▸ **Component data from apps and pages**
_____
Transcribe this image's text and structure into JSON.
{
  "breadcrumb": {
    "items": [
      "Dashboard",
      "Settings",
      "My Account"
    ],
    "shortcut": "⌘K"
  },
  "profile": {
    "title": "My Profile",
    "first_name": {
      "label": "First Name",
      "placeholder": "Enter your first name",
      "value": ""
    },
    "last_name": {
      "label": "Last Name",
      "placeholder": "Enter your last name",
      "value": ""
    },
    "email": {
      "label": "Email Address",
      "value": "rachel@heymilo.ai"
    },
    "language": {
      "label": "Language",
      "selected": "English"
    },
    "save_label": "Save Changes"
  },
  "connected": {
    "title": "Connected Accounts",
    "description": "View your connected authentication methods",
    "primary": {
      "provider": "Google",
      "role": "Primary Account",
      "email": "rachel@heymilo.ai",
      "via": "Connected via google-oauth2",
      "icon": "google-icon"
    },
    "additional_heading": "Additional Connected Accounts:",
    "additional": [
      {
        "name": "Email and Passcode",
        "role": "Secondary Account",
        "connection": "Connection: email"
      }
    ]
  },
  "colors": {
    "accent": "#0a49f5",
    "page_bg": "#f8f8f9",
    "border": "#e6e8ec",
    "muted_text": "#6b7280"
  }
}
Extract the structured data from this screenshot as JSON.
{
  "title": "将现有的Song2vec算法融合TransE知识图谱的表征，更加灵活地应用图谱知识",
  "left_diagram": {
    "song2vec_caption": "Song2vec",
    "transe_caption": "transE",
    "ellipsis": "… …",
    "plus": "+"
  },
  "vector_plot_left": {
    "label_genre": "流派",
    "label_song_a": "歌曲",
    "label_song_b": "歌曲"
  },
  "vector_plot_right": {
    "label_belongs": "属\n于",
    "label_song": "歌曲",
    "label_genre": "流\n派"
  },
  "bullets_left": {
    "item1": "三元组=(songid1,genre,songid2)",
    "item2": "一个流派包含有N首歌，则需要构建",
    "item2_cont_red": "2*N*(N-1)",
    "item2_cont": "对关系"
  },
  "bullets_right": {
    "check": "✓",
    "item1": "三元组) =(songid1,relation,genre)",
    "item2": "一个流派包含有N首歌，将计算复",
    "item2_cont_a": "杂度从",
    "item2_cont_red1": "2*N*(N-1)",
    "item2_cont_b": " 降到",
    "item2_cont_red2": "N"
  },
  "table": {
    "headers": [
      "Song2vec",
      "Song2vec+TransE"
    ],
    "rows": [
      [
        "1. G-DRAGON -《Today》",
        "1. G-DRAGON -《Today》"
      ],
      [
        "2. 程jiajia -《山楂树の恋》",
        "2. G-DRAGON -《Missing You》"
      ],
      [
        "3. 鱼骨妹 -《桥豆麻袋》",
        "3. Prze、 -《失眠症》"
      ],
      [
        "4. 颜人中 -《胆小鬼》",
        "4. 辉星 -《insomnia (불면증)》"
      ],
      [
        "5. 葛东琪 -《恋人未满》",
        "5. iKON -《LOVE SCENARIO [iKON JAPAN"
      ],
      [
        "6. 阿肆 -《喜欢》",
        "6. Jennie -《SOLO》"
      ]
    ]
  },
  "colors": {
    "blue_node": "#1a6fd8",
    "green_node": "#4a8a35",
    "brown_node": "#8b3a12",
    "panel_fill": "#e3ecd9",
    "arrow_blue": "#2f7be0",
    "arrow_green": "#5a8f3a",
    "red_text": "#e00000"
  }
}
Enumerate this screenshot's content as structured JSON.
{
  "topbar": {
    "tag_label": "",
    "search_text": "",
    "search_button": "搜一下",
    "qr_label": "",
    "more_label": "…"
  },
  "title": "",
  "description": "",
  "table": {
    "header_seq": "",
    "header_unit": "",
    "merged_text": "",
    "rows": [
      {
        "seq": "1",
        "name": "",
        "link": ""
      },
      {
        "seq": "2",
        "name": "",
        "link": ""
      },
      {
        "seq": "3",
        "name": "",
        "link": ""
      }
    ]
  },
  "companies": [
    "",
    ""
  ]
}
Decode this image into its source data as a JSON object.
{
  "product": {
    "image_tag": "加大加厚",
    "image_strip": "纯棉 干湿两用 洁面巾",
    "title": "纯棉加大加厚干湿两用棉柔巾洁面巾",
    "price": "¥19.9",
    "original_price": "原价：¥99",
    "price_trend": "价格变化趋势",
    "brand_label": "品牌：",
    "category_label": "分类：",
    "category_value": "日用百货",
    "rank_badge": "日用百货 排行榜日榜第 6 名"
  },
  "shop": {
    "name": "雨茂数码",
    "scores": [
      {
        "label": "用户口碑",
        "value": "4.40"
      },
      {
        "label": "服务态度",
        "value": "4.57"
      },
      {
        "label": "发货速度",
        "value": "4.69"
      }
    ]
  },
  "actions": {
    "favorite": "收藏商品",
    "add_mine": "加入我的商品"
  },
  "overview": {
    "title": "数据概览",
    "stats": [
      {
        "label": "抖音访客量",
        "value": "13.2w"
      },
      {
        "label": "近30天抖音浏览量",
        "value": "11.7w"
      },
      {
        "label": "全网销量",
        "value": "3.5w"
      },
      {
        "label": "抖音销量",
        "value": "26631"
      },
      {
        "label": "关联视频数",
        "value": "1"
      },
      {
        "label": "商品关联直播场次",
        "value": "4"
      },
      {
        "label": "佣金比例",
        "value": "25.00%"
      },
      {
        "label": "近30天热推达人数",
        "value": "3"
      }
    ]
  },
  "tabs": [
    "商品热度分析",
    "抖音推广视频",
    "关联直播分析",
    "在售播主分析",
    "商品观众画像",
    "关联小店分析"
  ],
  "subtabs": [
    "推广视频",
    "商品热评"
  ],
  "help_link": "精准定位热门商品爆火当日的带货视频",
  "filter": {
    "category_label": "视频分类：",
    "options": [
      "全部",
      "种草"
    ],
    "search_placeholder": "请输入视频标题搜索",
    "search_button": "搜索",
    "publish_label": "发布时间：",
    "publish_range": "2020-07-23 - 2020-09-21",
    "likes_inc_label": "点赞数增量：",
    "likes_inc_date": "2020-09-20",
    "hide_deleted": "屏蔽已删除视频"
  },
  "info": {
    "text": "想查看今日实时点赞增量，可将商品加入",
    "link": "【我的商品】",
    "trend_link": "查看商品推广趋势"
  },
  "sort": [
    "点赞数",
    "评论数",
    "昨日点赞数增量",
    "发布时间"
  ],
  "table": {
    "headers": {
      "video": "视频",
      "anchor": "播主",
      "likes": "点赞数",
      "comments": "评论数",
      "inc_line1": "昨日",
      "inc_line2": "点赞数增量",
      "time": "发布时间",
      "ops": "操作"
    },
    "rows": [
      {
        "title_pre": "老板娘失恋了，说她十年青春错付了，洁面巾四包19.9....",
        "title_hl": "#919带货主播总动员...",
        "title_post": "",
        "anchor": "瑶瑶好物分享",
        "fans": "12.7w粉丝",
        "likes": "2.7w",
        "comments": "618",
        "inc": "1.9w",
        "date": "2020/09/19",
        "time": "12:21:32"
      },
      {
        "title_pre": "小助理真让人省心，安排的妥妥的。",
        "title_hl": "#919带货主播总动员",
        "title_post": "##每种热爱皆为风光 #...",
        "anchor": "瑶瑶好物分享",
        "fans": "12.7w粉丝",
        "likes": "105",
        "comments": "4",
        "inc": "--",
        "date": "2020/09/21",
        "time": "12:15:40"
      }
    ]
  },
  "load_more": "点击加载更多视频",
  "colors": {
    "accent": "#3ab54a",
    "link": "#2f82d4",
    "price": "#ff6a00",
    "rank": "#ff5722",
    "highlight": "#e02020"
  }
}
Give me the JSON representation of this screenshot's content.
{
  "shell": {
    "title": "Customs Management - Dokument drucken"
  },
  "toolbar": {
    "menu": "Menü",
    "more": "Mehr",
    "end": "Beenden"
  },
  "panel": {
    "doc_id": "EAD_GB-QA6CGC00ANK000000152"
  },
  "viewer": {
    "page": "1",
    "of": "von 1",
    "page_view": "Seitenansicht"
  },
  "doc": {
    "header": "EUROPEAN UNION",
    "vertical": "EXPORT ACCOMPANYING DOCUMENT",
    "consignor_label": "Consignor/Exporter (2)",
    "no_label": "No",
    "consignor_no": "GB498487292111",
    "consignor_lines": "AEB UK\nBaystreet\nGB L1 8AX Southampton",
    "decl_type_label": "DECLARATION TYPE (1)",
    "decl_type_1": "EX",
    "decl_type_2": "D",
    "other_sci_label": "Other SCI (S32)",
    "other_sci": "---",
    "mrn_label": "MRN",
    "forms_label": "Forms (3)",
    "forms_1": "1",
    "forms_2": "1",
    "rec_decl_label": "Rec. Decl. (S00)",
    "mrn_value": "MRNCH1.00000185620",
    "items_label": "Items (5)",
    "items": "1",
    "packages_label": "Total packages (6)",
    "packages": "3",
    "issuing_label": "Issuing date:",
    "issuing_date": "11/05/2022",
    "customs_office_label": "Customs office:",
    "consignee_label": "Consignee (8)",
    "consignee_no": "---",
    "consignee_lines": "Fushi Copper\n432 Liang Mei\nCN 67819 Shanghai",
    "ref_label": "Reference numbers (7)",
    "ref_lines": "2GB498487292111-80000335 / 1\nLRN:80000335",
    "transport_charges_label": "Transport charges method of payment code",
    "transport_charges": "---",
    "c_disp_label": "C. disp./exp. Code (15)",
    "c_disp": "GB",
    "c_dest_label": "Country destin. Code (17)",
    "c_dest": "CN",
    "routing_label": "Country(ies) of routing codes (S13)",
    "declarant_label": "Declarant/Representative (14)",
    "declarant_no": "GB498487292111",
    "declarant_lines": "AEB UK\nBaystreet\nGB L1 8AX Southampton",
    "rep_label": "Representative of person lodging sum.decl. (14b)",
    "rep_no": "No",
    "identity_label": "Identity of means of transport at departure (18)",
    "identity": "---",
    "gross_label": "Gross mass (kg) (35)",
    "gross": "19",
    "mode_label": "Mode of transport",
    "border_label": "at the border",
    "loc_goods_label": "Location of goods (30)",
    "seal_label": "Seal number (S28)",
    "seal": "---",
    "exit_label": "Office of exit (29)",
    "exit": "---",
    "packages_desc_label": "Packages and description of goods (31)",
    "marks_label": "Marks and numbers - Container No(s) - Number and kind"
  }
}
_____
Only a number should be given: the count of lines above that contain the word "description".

3